Mine Safety and Health Administration
Contact: Rodney Brown
Phone: (202) 693-9425

Released Wednesday, March 5, 2003

MSHA Moves On New Rules to Prevent Black Lung

ARLINGTON, Va. - The U.S. Department of Labor's Mine Safety and Health Administration (MSHA) will re-propose standards to require verification of coal mine operator dust control plans and will re-open its rulemaking record on the method used to determine respirable coal mine dust concentrations.

"With these two actions, we are moving on towards more effective prevention of black lung disease," said Dave D. Lauriski, assistant secretary of labor for mine safety and health. "Our goal is to send every miner home safe and healthy at the end of every working day."

MSHA is proposing to assume responsibility for all underground compliance dust sampling. Under current rules, mine operators take most of the samples required to determine compliance with the federal standards designed to prevent black lung.

While eliminating the requirement for compliance sampling by underground coal mine operators, the proposal calls for mine operators to collect samples to verify the adequacy of dust control measures specified in their mine ventilation plans. The new proposed rule reflects public comments on an earlier version of the proposal.

At the same time the record is being reopened on a previous proposal to revise the way MSHA determines compliance with respirable coal mine dust standards. MSHA and the Department of Health and Human Services jointly developed a proposed rule stating that the average concentration of respirable dust to which an individual working miner is exposed can be accurately measured over a single shift. The proposed rule would update a 32-year-old "finding" that called for averaging samples taken over multiple shifts.

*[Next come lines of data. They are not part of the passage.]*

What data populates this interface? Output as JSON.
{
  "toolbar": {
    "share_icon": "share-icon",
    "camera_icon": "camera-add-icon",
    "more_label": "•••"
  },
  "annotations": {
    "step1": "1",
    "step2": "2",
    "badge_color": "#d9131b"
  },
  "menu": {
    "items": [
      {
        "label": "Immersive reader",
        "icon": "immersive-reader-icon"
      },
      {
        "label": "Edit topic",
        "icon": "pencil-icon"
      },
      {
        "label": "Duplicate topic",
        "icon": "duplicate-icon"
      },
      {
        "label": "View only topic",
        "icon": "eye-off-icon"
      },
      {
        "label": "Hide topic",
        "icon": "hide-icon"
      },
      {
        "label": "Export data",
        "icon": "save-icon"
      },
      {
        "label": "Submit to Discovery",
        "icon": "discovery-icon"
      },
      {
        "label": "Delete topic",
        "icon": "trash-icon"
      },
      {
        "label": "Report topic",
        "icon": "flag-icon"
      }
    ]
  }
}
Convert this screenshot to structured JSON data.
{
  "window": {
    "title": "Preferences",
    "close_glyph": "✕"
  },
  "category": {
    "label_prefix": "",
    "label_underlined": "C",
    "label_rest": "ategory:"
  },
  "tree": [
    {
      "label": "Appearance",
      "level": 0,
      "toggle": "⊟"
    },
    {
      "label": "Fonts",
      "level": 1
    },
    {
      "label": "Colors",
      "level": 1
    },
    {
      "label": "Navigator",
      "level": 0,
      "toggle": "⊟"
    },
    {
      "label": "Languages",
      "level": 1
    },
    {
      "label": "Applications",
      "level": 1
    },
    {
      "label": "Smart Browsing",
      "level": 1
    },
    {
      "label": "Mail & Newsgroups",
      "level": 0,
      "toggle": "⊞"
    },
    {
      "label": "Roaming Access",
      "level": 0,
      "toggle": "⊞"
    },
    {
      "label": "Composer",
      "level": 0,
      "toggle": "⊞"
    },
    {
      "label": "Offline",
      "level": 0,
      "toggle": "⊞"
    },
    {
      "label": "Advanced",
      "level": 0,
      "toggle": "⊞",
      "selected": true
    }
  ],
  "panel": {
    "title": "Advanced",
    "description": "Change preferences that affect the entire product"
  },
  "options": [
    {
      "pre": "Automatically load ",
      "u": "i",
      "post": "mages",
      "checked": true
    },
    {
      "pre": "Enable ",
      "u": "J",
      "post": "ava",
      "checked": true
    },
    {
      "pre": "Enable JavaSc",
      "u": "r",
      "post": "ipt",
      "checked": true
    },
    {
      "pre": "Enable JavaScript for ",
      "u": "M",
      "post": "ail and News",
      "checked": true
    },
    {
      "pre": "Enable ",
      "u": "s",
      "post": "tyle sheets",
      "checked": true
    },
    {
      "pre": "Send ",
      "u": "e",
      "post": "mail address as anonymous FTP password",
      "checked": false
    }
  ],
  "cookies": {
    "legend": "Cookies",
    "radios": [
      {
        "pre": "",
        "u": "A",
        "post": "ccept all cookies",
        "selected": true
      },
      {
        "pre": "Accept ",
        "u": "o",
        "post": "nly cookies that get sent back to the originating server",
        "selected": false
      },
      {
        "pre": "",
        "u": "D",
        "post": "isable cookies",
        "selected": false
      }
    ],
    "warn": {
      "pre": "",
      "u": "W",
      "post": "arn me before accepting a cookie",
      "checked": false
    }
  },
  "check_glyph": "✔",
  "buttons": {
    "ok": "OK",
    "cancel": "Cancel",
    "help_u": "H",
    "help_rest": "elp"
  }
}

MSHA is asking for comments and expects to hold public hearings on both issues.

"These rulemaking actions are part of our comprehensive program to improve safety and health performance in the mining industry," Lauriski said. "We are using all the tools provided by law - enforcement, education and training, and technical assistance - to reinforce safety and health as values throughout the Nation's mining industry."

Both rulemaking documents went on open file at the offices of the Federal Register today and will be published March 6 and will be posted on MSHA's web site at